Problem to solve:
In the records below, some lines contain the word "this". Copy each of them.
** Opening Dataset content block **
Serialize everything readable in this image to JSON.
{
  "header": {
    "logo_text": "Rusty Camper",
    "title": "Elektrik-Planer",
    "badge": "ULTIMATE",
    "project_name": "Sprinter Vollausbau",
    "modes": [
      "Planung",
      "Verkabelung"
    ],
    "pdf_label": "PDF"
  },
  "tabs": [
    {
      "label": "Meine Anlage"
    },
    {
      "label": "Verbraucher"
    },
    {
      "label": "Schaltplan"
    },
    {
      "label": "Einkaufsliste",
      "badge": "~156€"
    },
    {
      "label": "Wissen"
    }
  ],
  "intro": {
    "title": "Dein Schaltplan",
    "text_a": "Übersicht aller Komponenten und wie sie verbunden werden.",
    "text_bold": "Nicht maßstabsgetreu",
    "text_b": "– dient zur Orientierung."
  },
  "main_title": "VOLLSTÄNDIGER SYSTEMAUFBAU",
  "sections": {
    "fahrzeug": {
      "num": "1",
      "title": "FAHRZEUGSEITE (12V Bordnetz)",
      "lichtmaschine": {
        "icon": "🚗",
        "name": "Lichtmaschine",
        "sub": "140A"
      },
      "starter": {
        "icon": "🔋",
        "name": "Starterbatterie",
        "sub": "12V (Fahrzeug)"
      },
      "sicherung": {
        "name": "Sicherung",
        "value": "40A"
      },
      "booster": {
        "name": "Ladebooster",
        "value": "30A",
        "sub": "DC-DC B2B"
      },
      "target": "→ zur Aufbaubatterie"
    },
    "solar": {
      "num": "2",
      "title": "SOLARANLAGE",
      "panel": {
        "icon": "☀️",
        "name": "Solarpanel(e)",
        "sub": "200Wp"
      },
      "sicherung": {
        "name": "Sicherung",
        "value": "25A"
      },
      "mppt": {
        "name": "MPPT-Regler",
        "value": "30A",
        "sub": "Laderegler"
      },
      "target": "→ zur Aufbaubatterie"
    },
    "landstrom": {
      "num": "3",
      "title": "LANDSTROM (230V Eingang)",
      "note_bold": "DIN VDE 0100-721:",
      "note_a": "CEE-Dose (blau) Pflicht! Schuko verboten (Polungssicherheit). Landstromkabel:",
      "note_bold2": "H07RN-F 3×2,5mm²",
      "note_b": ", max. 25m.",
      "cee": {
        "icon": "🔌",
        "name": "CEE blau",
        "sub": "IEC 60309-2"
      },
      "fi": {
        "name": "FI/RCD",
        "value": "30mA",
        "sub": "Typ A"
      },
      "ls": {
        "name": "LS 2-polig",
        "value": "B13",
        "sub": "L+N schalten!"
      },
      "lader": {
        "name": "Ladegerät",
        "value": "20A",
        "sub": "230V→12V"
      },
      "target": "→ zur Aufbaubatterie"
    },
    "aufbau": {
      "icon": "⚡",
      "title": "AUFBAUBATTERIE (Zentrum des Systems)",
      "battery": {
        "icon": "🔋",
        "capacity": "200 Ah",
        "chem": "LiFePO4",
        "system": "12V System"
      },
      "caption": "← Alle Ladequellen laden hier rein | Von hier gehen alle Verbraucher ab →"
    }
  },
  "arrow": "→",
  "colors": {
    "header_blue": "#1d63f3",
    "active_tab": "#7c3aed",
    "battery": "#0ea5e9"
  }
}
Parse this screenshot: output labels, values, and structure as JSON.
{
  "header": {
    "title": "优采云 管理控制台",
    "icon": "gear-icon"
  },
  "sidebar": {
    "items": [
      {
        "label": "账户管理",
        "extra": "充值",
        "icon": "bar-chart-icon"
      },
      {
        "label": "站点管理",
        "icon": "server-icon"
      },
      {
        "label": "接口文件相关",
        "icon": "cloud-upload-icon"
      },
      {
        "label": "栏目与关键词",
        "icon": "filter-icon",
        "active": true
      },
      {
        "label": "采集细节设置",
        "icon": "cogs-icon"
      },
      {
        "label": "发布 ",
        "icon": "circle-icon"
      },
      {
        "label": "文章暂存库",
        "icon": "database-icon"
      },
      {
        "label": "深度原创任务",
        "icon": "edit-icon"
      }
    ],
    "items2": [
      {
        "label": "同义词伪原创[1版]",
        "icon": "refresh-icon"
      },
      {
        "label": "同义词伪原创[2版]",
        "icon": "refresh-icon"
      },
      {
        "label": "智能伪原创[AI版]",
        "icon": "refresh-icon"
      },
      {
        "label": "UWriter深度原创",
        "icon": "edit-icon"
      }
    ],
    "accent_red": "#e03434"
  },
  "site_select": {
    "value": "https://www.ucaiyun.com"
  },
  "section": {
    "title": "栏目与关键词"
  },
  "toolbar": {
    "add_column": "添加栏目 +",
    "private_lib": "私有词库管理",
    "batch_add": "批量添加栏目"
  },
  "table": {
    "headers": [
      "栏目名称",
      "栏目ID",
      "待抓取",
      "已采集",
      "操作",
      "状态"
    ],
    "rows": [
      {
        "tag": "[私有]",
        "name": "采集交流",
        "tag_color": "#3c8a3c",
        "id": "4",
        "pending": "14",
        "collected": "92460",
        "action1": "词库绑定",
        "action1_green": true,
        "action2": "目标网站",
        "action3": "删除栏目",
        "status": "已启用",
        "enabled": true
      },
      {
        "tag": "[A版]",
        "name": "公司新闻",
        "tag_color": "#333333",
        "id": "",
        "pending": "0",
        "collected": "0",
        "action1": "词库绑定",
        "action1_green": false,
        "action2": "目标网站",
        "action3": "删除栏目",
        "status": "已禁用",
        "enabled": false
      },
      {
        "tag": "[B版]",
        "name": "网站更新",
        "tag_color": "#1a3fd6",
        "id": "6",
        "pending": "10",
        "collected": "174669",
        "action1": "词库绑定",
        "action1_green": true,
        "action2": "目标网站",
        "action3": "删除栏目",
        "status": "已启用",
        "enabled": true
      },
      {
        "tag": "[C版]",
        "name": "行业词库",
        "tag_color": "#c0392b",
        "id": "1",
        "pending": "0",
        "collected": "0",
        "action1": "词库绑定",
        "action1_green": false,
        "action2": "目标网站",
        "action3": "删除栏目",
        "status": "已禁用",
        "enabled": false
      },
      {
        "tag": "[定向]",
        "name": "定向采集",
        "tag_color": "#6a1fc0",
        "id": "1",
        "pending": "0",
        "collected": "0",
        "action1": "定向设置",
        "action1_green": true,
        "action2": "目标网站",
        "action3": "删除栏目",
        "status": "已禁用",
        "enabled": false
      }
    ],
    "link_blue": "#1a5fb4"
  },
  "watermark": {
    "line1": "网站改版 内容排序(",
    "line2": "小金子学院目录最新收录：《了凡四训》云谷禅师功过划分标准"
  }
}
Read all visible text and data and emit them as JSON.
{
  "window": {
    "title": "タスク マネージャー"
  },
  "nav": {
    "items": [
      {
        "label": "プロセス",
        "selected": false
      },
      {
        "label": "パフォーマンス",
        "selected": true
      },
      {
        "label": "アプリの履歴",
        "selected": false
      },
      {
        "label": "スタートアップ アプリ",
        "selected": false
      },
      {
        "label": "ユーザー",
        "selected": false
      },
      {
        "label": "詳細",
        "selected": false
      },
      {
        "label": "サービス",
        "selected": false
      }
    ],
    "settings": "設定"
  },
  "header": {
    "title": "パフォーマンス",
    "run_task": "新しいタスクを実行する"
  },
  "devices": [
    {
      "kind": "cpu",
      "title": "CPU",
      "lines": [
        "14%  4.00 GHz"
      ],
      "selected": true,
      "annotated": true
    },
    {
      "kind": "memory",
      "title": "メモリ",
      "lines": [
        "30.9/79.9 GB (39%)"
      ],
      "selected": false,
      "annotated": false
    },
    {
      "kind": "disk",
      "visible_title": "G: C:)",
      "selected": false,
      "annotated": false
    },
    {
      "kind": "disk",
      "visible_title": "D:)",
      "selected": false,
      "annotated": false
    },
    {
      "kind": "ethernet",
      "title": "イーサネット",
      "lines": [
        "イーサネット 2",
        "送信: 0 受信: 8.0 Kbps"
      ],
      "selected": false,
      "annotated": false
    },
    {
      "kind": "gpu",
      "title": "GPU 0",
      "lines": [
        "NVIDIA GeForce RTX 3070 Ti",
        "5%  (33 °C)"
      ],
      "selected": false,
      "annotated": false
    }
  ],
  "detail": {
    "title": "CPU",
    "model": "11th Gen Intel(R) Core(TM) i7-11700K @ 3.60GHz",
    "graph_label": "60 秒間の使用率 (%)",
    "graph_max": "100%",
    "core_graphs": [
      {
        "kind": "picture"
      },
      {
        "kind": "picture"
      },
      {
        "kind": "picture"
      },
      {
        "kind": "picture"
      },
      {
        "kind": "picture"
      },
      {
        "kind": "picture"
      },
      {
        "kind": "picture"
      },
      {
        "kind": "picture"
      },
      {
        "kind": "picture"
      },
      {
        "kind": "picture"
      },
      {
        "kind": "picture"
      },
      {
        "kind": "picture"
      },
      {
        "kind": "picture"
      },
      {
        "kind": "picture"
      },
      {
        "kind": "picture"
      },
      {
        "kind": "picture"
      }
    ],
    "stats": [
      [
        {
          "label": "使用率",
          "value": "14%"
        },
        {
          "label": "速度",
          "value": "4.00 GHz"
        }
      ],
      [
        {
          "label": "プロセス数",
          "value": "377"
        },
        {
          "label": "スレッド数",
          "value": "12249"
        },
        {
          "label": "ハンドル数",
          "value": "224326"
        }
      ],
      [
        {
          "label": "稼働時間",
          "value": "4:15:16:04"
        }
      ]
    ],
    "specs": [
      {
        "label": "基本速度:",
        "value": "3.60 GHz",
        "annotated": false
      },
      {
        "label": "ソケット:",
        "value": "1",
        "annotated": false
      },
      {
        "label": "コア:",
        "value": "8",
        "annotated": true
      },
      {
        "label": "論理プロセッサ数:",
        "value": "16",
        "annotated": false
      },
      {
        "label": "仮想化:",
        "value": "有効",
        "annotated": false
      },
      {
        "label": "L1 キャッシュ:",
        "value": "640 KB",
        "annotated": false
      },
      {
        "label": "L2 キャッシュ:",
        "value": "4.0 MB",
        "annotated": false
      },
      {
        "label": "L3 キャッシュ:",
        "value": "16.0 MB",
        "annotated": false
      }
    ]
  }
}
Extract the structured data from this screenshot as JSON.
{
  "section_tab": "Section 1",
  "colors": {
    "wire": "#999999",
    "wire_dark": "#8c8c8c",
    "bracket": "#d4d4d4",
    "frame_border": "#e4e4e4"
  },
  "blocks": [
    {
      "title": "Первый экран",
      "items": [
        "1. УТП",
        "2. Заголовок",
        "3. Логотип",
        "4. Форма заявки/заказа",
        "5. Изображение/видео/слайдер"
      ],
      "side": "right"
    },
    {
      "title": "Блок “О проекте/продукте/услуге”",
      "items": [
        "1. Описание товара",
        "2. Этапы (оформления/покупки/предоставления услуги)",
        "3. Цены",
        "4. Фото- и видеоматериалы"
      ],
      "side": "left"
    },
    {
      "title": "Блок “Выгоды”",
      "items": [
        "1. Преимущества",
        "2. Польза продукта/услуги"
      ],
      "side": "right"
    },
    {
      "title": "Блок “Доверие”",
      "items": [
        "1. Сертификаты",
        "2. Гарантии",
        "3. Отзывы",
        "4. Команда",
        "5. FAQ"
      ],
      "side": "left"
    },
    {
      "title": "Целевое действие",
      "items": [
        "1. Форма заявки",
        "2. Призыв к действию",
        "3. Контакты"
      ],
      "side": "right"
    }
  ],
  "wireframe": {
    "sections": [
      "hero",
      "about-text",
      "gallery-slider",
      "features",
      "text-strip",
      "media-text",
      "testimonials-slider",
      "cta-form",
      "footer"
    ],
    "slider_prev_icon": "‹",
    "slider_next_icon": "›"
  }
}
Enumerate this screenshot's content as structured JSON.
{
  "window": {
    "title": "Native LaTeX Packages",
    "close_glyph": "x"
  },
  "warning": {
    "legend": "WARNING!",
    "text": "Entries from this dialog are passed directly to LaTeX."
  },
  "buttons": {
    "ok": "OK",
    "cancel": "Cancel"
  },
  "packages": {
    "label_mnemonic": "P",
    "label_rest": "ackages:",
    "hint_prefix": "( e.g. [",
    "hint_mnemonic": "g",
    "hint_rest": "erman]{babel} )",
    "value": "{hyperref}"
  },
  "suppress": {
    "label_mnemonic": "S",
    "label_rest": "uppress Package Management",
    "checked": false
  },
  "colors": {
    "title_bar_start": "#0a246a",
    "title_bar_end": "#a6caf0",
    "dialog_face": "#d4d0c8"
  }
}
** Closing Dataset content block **
Output:
Serialize everything readable in this image to JSON.
Parse this screenshot: output labels, values, and structure as JSON.
Extract the structured data from this screenshot as JSON.
Enumerate this screenshot's content as structured JSON.
    "text": "Entries from this dialog are passed directly to LaTeX."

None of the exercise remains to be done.